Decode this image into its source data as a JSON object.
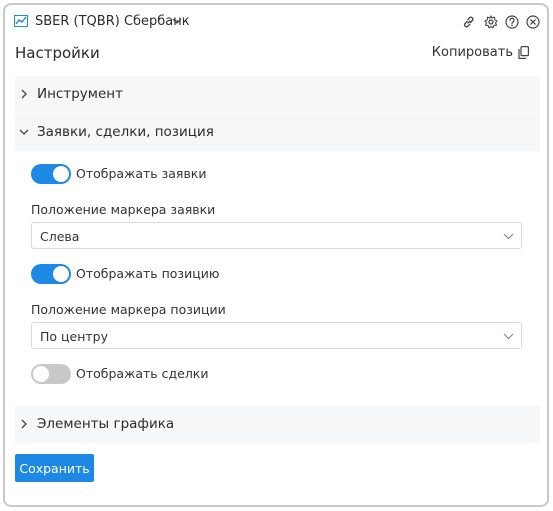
{
  "colors": {
    "accent": "#1e88e5",
    "toggle_off": "#c8c8c8",
    "section_bg": "#f5f7f9"
  },
  "window": {
    "title": "SBER (TQBR) Сбербанк",
    "title_icon": "chart-icon",
    "title_chevron": "chevron-down-icon",
    "actions": [
      "link-icon",
      "gear-icon",
      "help-icon",
      "close-icon"
    ]
  },
  "header": {
    "title": "Настройки",
    "copy_label": "Копировать",
    "copy_icon": "copy-icon"
  },
  "sections": [
    {
      "label": "Инструмент",
      "expanded": false
    },
    {
      "label": "Заявки, сделки, позиция",
      "expanded": true
    },
    {
      "label": "Элементы графика",
      "expanded": false
    }
  ],
  "orders_section": {
    "show_orders": {
      "label": "Отображать заявки",
      "on": true
    },
    "order_marker": {
      "label": "Положение маркера заявки",
      "value": "Слева"
    },
    "show_position": {
      "label": "Отображать позицию",
      "on": true
    },
    "position_marker": {
      "label": "Положение маркера позиции",
      "value": "По центру"
    },
    "show_trades": {
      "label": "Отображать сделки",
      "on": false
    }
  },
  "footer": {
    "save_label": "Сохранить"
  }
}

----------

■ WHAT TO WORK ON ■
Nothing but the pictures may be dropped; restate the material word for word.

■ PROBLEM SOLUTION ■
Decode this image into its source data as a JSON object.
{
  "colors": {
    "accent": "#1e88e5",
    "toggle_off": "#c8c8c8",
    "section_bg": "#f5f7f9"
  },
  "window": {
    "title": "SBER (TQBR) Сбербанк",
    "title_icon": "chart-icon",
    "title_chevron": "chevron-down-icon",
    "actions": [
      "link-icon",
      "gear-icon",
      "help-icon",
      "close-icon"
    ]
  },
  "header": {
    "title": "Настройки",
    "copy_label": "Копировать",
    "copy_icon": "copy-icon"
  },
  "sections": [
    {
      "label": "Инструмент",
      "expanded": false
    },
    {
      "label": "Заявки, сделки, позиция",
      "expanded": true
    },
    {
      "label": "Элементы графика",
      "expanded": false
    }
  ],
  "orders_section": {
    "show_orders": {
      "label": "Отображать заявки",
      "on": true
    },
    "order_marker": {
      "label": "Положение маркера заявки",
      "value": "Слева"
    },
    "show_position": {
      "label": "Отображать позицию",
      "on": true
    },
    "position_marker": {
      "label": "Положение маркера позиции",
      "value": "По центру"
    },
    "show_trades": {
      "label": "Отображать сделки",
      "on": false
    }
  },
  "footer": {
    "save_label": "Сохранить"
  }
}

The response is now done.